Your answer should be every line of the records that contains the word "IPython", copied as it stands.

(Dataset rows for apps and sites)
[Start of Attachment]

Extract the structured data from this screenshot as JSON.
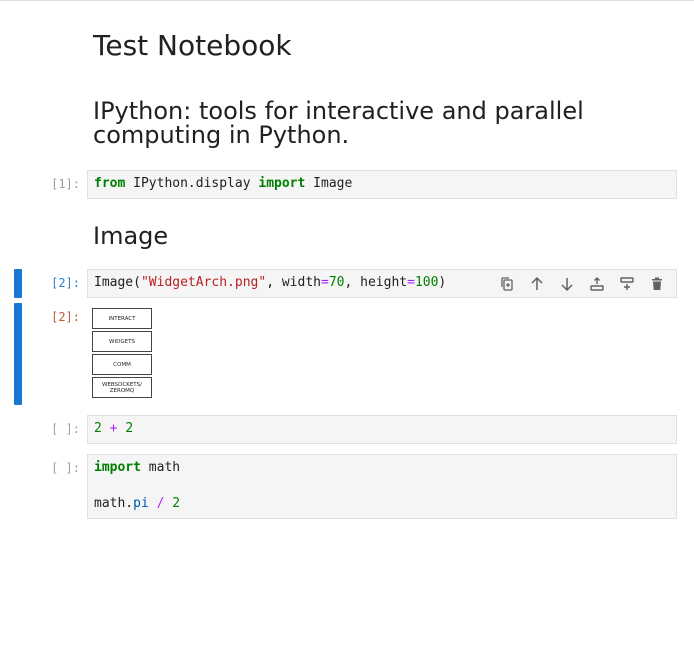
{
  "notebook": {
    "title": "Test Notebook",
    "subtitle": "IPython: tools for interactive and parallel computing in Python.",
    "section_heading": "Image"
  },
  "cells": [
    {
      "prompt": "[1]:",
      "tokens": {
        "kw1": "from",
        "module": " IPython.display ",
        "kw2": "import",
        "name": " Image"
      }
    },
    {
      "prompt": "[2]:",
      "output_prompt": "[2]:",
      "tokens": {
        "fn": "Image(",
        "str": "\"WidgetArch.png\"",
        "p1": ", width",
        "eq1": "=",
        "n1": "70",
        "p2": ", height",
        "eq2": "=",
        "n2": "100",
        "close": ")"
      },
      "output_image_labels": [
        "INTERACT",
        "WIDGETS",
        "COMM",
        "WEBSOCKETS/ ZEROMQ"
      ]
    },
    {
      "prompt": "[ ]:",
      "tokens": {
        "a": "2",
        "op": " + ",
        "b": "2"
      }
    },
    {
      "prompt": "[ ]:",
      "tokens": {
        "kw": "import",
        "mod": " math",
        "obj": "math.",
        "attr": "pi",
        "op": " / ",
        "num": "2"
      }
    }
  ],
  "toolbar": {
    "icons": [
      "duplicate-icon",
      "move-up-icon",
      "move-down-icon",
      "insert-above-icon",
      "insert-below-icon",
      "delete-icon"
    ]
  },
  "colors": {
    "active_bar": "#1976d2",
    "keyword": "#008000",
    "string": "#ba2121",
    "operator": "#aa22ff"
  }
}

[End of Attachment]

Answer to the problem:
    "subtitle": "IPython: tools for interactive and parallel computing in Python.",
        "module": " IPython.display ",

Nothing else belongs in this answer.